60 Second Summary: The Bible Meets the Modern Age: A Conversation with Former President Jimmy Carter

Articles you need to know about, summarized in 60 seconds (or less).

The Article: The Bible Meets the Modern Age: A Conversation with Former President Jimmy Carter

The Source: Transcript from the radio program Thinking in Public

The Author: Interview by Albert Mohler, President of The Southern Baptist Theological Seminary

The Gist: Corresponding with the release of the NIV Lessons from Life Bible: Personal Reflections with Jimmy Carter, Rev. Mohler talks to the “world’s most famous Sunday School teacher” about his view of the Bible.

The Excerpt:

I think all of the Bible is divinely inspired, but it was interpreted, God’s message was interpreted, by fallible human beings, who were constrained by their knowledge of facts about the universe, for instance, when they wrote. God, who created everything, knew that the size of stars and God knew that the earth was not the center of the universe. And when the Bible says that the stars would fall on earth as though they were little twinkling things, obviously that’s not factual. And so I believe the basic thrust of the Bible, the basic message of the Bible, is epitomized in the life of Christ and in the teachings of Jesus Christ. And I also believe that there is nothing in the Old Testament that contradicts the basic teachings of Christ for peace, justice, humility, love and so forth, and each person’s proper relationship with other human beings and also a relationship with God. So I believe in the miracles of the Bible. I believe that Jesus was come from a virgin birth. I believe Christ died for our sins on the cross. I believe He was resurrected and that we are promised, if we have faith in Christ through the grace of God, that we will inherit eternal life. I believe that God loved the world so much that He gave His only begotten Son. I believe those things, but I know that there are some things as a scientist—-my background is in nuclear physics—-there’re some things that weren’t understood by the writers of the Bible. I just ignored those discrepancies as insignificant.

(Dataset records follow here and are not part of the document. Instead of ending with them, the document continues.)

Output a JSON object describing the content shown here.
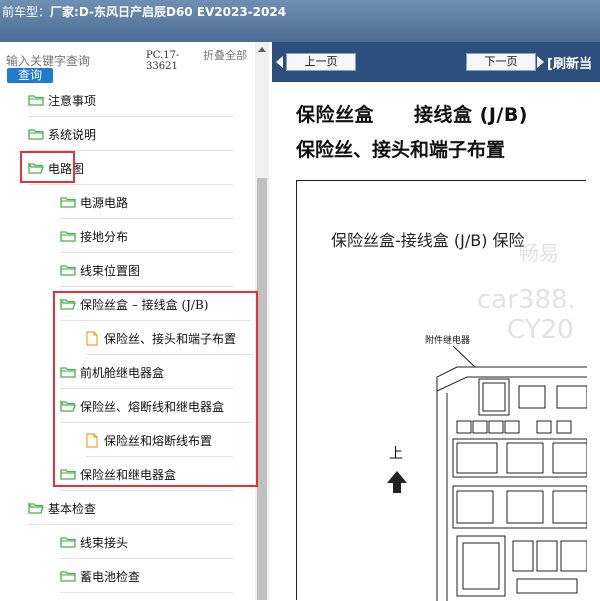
{
  "titlebar": {
    "prefix": "前车型：",
    "label": "厂家:D-东风日产启辰D60 EV2023-2024"
  },
  "search": {
    "placeholder": "输入关键字查询",
    "button": "查询",
    "pc_code": "PC.17-33621",
    "collapse_all": "折叠全部"
  },
  "tree": [
    {
      "label": "注意事项",
      "icon": "folder-icon"
    },
    {
      "label": "系统说明",
      "icon": "folder-icon"
    },
    {
      "label": "电路图",
      "icon": "folder-icon",
      "highlighted": true
    },
    {
      "label": "电源电路",
      "icon": "folder-icon"
    },
    {
      "label": "接地分布",
      "icon": "folder-icon"
    },
    {
      "label": "线束位置图",
      "icon": "folder-icon"
    },
    {
      "label": "保险丝盒 – 接线盒 (J/B)",
      "icon": "folder-icon",
      "highlighted": true
    },
    {
      "label": "保险丝、接头和端子布置",
      "icon": "document-icon",
      "highlighted": true
    },
    {
      "label": "前机舱继电器盒",
      "icon": "folder-icon",
      "highlighted": true
    },
    {
      "label": "保险丝、熔断线和继电器盒",
      "icon": "folder-icon",
      "highlighted": true
    },
    {
      "label": "保险丝和熔断线布置",
      "icon": "document-icon",
      "highlighted": true
    },
    {
      "label": "保险丝和继电器盒",
      "icon": "folder-icon",
      "highlighted": true
    },
    {
      "label": "基本检查",
      "icon": "folder-icon"
    },
    {
      "label": "线束接头",
      "icon": "folder-icon"
    },
    {
      "label": "蓄电池检查",
      "icon": "folder-icon"
    }
  ],
  "nav": {
    "prev": "上一页",
    "next": "下一页",
    "refresh": "[刷新当"
  },
  "doc": {
    "title_a": "保险丝盒",
    "title_b": "接线盒 (J/B)",
    "subtitle": "保险丝、接头和端子布置",
    "figure_caption": "保险丝盒-接线盒 (J/B) 保险",
    "relay_label": "附件继电器",
    "up_label": "上",
    "watermark_1": "畅易",
    "watermark_2": "car388.",
    "watermark_3": "CY20"
  },
  "colors": {
    "titlebar": "#5a7aa3",
    "navbar": "#2d4f7e",
    "highlight": "#e0333b",
    "search_button": "#1e7bd0",
    "folder": "#4caf50",
    "document": "#f0a030"
  }
}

The Bottom Line: Mohler does a commendable job highlighting President Carter’s basic decency, concern for humanity, and appreciation of Scripture. But Carter exhibits a surprisingly underdeveloped and immature view of the Bible for a man who has spent nearly 80 years studying God’s Word. As Mohler notes, Carter “holds to what in the twentieth century would be defined as a neo-orthodox understanding of Scripture.” The former president seems to have been more influenced by theological fads of the last century (he counts Paul Tillich as one of his favorite theologians) than by the scholars of his own Southern Baptist tradition.

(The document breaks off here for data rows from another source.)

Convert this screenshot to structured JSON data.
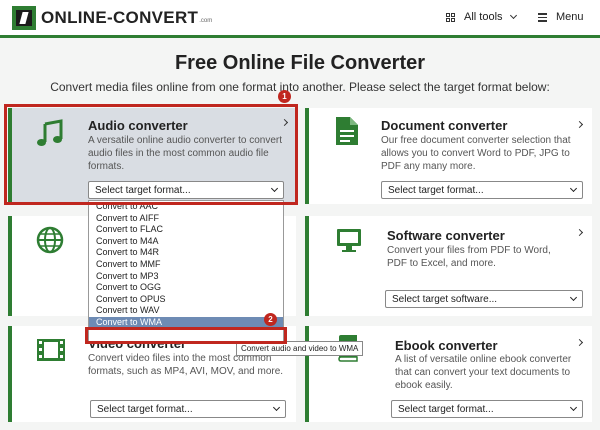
{
  "header": {
    "logo_text": "ONLINE-CONVERT",
    "logo_tld": ".com",
    "all_tools_label": "All tools",
    "menu_label": "Menu"
  },
  "page": {
    "title": "Free Online File Converter",
    "subtitle": "Convert media files online from one format into another. Please select the target format below:"
  },
  "cards": {
    "audio": {
      "title": "Audio converter",
      "description": "A versatile online audio converter to convert audio files in the most common audio file formats.",
      "select_value": "Select target format..."
    },
    "document": {
      "title": "Document converter",
      "description": "Our free document converter selection that allows you to convert Word to PDF, JPG to PDF any many more.",
      "select_value": "Select target format..."
    },
    "software": {
      "title": "Software converter",
      "description": "Convert your files from PDF to Word, PDF to Excel, and more.",
      "select_value": "Select target software..."
    },
    "video": {
      "title": "Video converter",
      "description": "Convert video files into the most common formats, such as MP4, AVI, MOV, and more.",
      "select_value": "Select target format..."
    },
    "ebook": {
      "title": "Ebook converter",
      "description": "A list of versatile online ebook converter that can convert your text documents to ebook easily.",
      "select_value": "Select target format..."
    }
  },
  "dropdown": {
    "options": [
      "Convert to AAC",
      "Convert to AIFF",
      "Convert to FLAC",
      "Convert to M4A",
      "Convert to M4R",
      "Convert to MMF",
      "Convert to MP3",
      "Convert to OGG",
      "Convert to OPUS",
      "Convert to WAV",
      "Convert to WMA"
    ],
    "highlighted_index": 10
  },
  "tooltip": "Convert audio and video to WMA",
  "annotations": {
    "badge_1": "1",
    "badge_2": "2"
  },
  "colors": {
    "brand_green": "#2e7d32",
    "annotation_red": "#c0271f",
    "option_highlight": "#6e8bb4"
  },
  "icons": [
    "music-note-icon",
    "document-icon",
    "globe-icon",
    "monitor-icon",
    "film-icon",
    "book-icon"
  ]
}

YSK Rating: Skim-worthy. While the lengthy interview (9,500) will be of interest to fans of President Carter, many readers will be dismayed that his unorthodox views on Scripture will considered representative of evangelicalism.